About twenty years ago, a Judicial Inquiry following a notorious murder in south London found the police to be ‘institutionally racist.’ It was the first time an institution or organisation had been ‘found guilty’ of a behaviour that if displayed in an individual would be a crime.
Mysoginism, as such, isn’t against the law, though if it ‘presents’ in a way that breaches a law – for instance the Equal Pay Act – then I suppose it is. The BBC is so famous for its aching political correctness that it has turned its own tortuous handbook of safe-speak BS into a sitcom (W1A), that manages to be both very funny and laughable at the same time. How stupid, then, that it should be caught out, again, simply paying vastly less to women doing the same job as men, and, again, trying to hide the fact.
An outstanding female international editor has quit her job because she found that another brilliant (male) international editor was paid a load more than her, and yet another (male), who basically just reads out the editorials of the main papers in his territory, was paid over twice as much.
The BBC says it takes gender pay equality seriously and the average gap between men and women in the BBC is lower than in most big companies and organisations. ‘We’re rubbish but others are more rubbish than us’ isn’t a great defence for anything really and amounts to ‘oh, why are you picking on us?’. That would be because you are – and don’t you lean on it when it suits you – a great national institution and you are paid for directly by the public.
To imply you should only be held to the standards of any private company is not ground the BBC wants to be on; it is very thin ice.

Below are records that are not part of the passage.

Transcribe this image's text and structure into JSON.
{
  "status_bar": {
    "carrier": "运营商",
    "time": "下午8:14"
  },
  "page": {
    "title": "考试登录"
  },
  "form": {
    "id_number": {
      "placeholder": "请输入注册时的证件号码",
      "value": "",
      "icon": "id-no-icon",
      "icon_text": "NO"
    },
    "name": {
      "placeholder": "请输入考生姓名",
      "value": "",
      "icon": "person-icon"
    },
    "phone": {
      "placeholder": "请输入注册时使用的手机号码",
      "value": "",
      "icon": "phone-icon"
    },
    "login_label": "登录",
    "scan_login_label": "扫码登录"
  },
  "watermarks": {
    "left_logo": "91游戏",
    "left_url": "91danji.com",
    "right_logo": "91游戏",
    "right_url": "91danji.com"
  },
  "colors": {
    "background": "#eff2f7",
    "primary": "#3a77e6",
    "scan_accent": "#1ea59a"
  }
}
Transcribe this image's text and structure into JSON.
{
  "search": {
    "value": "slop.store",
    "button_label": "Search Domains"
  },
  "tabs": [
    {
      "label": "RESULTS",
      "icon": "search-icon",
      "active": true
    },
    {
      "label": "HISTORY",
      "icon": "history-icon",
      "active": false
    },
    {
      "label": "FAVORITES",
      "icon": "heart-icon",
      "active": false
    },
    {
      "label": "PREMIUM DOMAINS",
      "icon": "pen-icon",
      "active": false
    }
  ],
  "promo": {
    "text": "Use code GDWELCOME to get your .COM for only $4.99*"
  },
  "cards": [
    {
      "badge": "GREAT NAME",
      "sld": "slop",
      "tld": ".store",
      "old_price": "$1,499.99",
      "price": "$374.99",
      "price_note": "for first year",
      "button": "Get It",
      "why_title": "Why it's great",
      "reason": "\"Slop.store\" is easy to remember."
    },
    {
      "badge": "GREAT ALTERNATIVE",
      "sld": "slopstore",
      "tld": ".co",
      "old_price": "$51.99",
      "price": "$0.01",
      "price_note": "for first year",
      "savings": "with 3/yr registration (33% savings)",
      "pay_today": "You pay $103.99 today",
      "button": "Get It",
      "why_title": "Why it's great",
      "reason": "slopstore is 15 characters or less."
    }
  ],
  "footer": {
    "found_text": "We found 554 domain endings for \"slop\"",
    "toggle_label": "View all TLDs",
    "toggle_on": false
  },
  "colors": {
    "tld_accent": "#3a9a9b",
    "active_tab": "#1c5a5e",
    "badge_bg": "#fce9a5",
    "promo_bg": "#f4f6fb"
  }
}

As a major fan of the BBC (no, really), it seems to need an intervention by its friends. The first step to recovery (survival) is transparency. There are brilliant and incredible things about the BBC – such as BBC2, Radio 4, some of its news and politics and arts coverage and more – that wouldn’t be done at all if it wasn’t there. And, on balance, the best of way it being there may well be some kind of licence fee. But, whatever the funding model, the BBC can’t simply stay in denial about its need as a creative organisation to do much, much less and do it better. And as a public corporate entity it has to set governance standards higher than the private sector while managing a payroll that remembers it is really in the public sector – BBC managers oversee budgets, not P&Ls.
If it doesn’t face the future honestly, how likely is its legal right to turn people who don’t pay its licence into criminals going to last? On that: The Register analysed three months of data from the City of London Magistrates Court in 2017 and found Capita – the BBC’s aggressive outsource collector of licence fees – disproportionately targeted women for non-payment prosecution, and 75 per cent of all criminal convictions were secured against women. Just saying.